Getting sick is the biggest danger

Philippe Gilbert during the Brabantse Pijl

Belgian Philippe Gilbert (Française des Jeux) showed that his form is right on target for the Tour of Flanders during last Sunday’s Brabantse Pijl. Gilbert openly claimed that if it wasn’t for Carlos Barredo’s crash, which brought him down as well, he would have been part of the winning attack with eventual winner Sylvain Chavanel (Cofidis) in the race.


Add to that a string of good results, including wins in the Belgian season opener, Het Volk and Le Samyn as well as a third place at Milano-Sanremo, and he is among the hot favourites for the Tour of Flanders.

“Sunday’s race [the Brabantse Pijl] was first and foremost meant as a tough training ride in preparation for the Ronde,” he said. “So I wasn’t disappointed with my second place there. I was on the podium, just like in almost all of the races I have ridden [this year].

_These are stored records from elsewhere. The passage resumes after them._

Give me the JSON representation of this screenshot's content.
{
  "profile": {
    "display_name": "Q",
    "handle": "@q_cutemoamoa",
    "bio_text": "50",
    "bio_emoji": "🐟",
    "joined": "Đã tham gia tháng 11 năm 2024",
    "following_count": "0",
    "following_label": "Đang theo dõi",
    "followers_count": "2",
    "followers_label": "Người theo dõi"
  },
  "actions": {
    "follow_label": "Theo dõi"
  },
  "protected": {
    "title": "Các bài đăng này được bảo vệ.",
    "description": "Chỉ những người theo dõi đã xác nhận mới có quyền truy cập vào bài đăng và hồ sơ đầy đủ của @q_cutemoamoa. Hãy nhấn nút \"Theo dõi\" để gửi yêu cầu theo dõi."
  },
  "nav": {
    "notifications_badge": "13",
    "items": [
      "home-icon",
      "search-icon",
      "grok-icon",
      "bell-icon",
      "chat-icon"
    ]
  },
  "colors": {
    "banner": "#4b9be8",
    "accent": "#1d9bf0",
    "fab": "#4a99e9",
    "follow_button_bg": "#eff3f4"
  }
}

“It is a sign that my condition is better than good,” he added. “Now it is important that I take good care of myself over the next week.”

Gilbert has opted not to take part in the Driedaagse van De Panne, instead he will do a reconnaissance of the Tour of Flanders route on Wednesday, weather permitting. “Getting sick the week of the Ronde is the biggest danger there is,” he said. “I still can’t ride up the climbs blind folded. The Flemish can do that, but I am a Waal [Wallonian]. I do know the critical places.”

Gilbert signaled that even the Koppenberg climb doesn’t faze him. “It is part of the show and every rider has to ride over it,” he said.

Team support

Unlike a number of other Flanders favourites, who are able to rely on strong team support, Gilbert is hopeful of having at least one or two teammates at his disposal as the race nears the crucial stages.

“[Française des Jeux] are unable to take the race by the horns, like CSC or Cofidis. CSC has the strongest team and a great team spirit,” he said. “If there are four CSC guys in the finale, then it is going to be tough.

“But La Française is stronger this year than it was last year. Frédéric Guesdon dropped me off at the Poggio in an ideal way during Milano-Sanremo. In Flanders I will be relying on Guesdon for the same.”


Gilbert will be one of the most watched riders in the peloton, which he admits is the down side of his success. “My first priority is to stay away from crashes and punctures,” he said. “Then I will automatically be in the finale.”